It hopes that will help reverse nearly a decade of market share decline at home and pay dividends abroad as it targets a 25 percent increase in international sales in the next three years and a jump of 40 percent in overseas profits.
After its retreat in 2001, M&S started a tentative return to the international stage in 2011 when it opened a store on the Champs Elysee in Paris and launched a French-language website.
The move is part of Dutch Chief Executive Marc Bolland's strategy to turn the British group into an international "multi-channel" retailer, reaching customers through stores, the web and mobile devices.
Credited with turning around grocer Morrisons, Bolland took over at M&S from Stuart Rose in 2010.
M&S grew international sales by a third in three years to account for 10 percent of the 10 billion pounds ($16.82 billion) 2013 total and more than 15 percent of operating profit.
Bolland's "bricks and clicks" mantra involves opening stores in prime locations to publicize the brand, complemented by online sales from local-language websites.
The attempt to meld stores and online presence is best illustrated in Bolland's birthplace, the Netherlands, where M&S launched a Dutch website and "e-boutique" store in Amsterdam last year that allows shoppers to browse the full range of clothes on life-size digital screens and then order online.
There was a 13 percent rise in overseas customers searching for UK apparel retailers online in the first quarter of 2014, according to a British Retail Consortium and Google study, with growth strongest in China, Russia, France and Germany.
Nine local M&S websites are already live, with plans to launch in Russia and Finland this year.

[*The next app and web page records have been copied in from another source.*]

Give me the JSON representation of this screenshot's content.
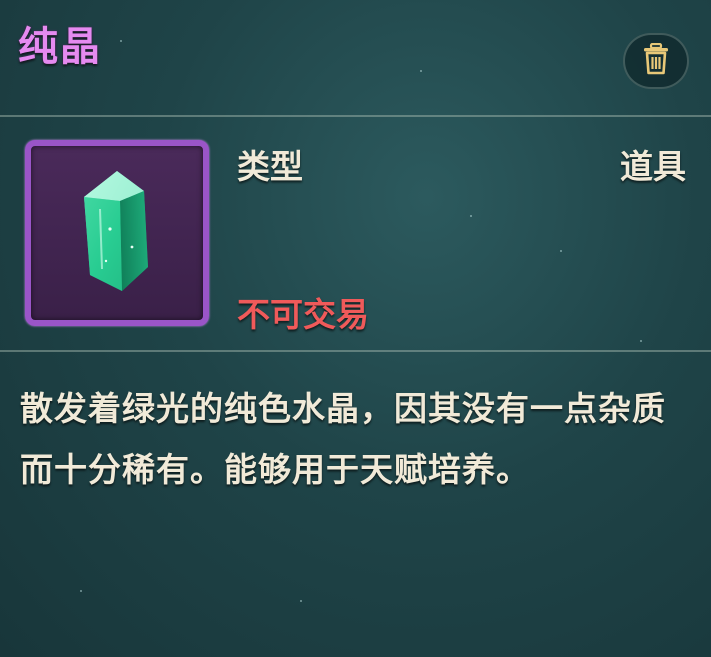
{
  "item": {
    "name": "纯晶",
    "icon": "green-crystal-icon",
    "type_label": "类型",
    "type_value": "道具",
    "trade_status": "不可交易",
    "description": "散发着绿光的纯色水晶，因其没有一点杂质而十分稀有。能够用于天赋培养。"
  },
  "actions": {
    "delete_icon": "trash-icon"
  },
  "colors": {
    "title": "#e58af0",
    "frame_rarity": "#9a55c8",
    "untradeable": "#f05a5a",
    "text": "#f1ead8",
    "background": "#1f4448"
  }
}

M&S also hopes to add 250 stores abroad by 2017 to the current 455, including new lingerie and beauty boutiques in Saudi Arabia and India.
It already delivers to countries including Australia and Canada from its UK warehouses, a similar strategy to that pursued by Next whose strong online growth has helped it almost catch up with fashion sales at M&S.

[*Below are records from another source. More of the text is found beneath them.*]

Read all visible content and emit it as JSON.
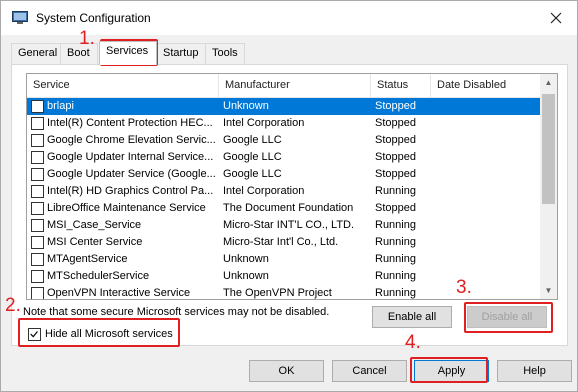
{
  "window": {
    "title": "System Configuration"
  },
  "tabs": [
    {
      "label": "General"
    },
    {
      "label": "Boot"
    },
    {
      "label": "Services"
    },
    {
      "label": "Startup"
    },
    {
      "label": "Tools"
    }
  ],
  "columns": [
    "Service",
    "Manufacturer",
    "Status",
    "Date Disabled"
  ],
  "services": [
    {
      "name": "brlapi",
      "manufacturer": "Unknown",
      "status": "Stopped"
    },
    {
      "name": "Intel(R) Content Protection HEC...",
      "manufacturer": "Intel Corporation",
      "status": "Stopped"
    },
    {
      "name": "Google Chrome Elevation Servic...",
      "manufacturer": "Google LLC",
      "status": "Stopped"
    },
    {
      "name": "Google Updater Internal Service...",
      "manufacturer": "Google LLC",
      "status": "Stopped"
    },
    {
      "name": "Google Updater Service (Google...",
      "manufacturer": "Google LLC",
      "status": "Stopped"
    },
    {
      "name": "Intel(R) HD Graphics Control Pa...",
      "manufacturer": "Intel Corporation",
      "status": "Running"
    },
    {
      "name": "LibreOffice Maintenance Service",
      "manufacturer": "The Document Foundation",
      "status": "Stopped"
    },
    {
      "name": "MSI_Case_Service",
      "manufacturer": "Micro-Star INT'L CO., LTD.",
      "status": "Running"
    },
    {
      "name": "MSI Center Service",
      "manufacturer": "Micro-Star Int'l Co., Ltd.",
      "status": "Running"
    },
    {
      "name": "MTAgentService",
      "manufacturer": "Unknown",
      "status": "Running"
    },
    {
      "name": "MTSchedulerService",
      "manufacturer": "Unknown",
      "status": "Running"
    },
    {
      "name": "OpenVPN Interactive Service",
      "manufacturer": "The OpenVPN Project",
      "status": "Running"
    }
  ],
  "note": "Note that some secure Microsoft services may not be disabled.",
  "buttons": {
    "enable_all": "Enable all",
    "disable_all": "Disable all",
    "ok": "OK",
    "cancel": "Cancel",
    "apply": "Apply",
    "help": "Help"
  },
  "hide_ms_label": "Hide all Microsoft services",
  "annotations": {
    "step1": "1.",
    "step2": "2.",
    "step3": "3.",
    "step4": "4."
  },
  "colors": {
    "highlight": "#e02020",
    "selection": "#0078d7"
  },
  "icons": [
    "system-configuration-icon",
    "close-icon",
    "checkbox-icon",
    "scroll-up-icon",
    "scroll-down-icon"
  ]
}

Next, which sells from 200 stores in 30 markets and delivers to 60 countries from a UK warehouse, saw international online sales grow by 86 percent last year and expects a rise of another 50 percent this year to 150 million pounds.
However, the further afield that retailers stray from Britain, the more they have to plough into local logistics.
ASOS, a darling of the stock market since listing in 2001, saw its shares fall sharply in March when it said investment in warehousing in the UK and Germany, as well as start-up costs in China, would hit annual profit.
Sophie Albizua, co-founder of retail consultancy eNova Partnership, cautions that e-commerce does not mean that expanding abroad has suddenly become risk-free.
She notes that ASOS, which already makes almost two-thirds of sales overseas, is still far more profitable in Britain than abroad if the costs of the head office are taken into account.
"You should be careful with the myth that international expansion online is easier than store expansion," Albizua said, noting it is costly to create brand awareness online in new markets, especially without the physical presence of stores.
"In practice there are few people who have managed to do that profitably and successfully because the same rules apply as to physical stores." ($1 = 0.5938 British Pounds)
(Additional reporting by Anthony Deutsch in Amsterdam; editing by Janet McBride)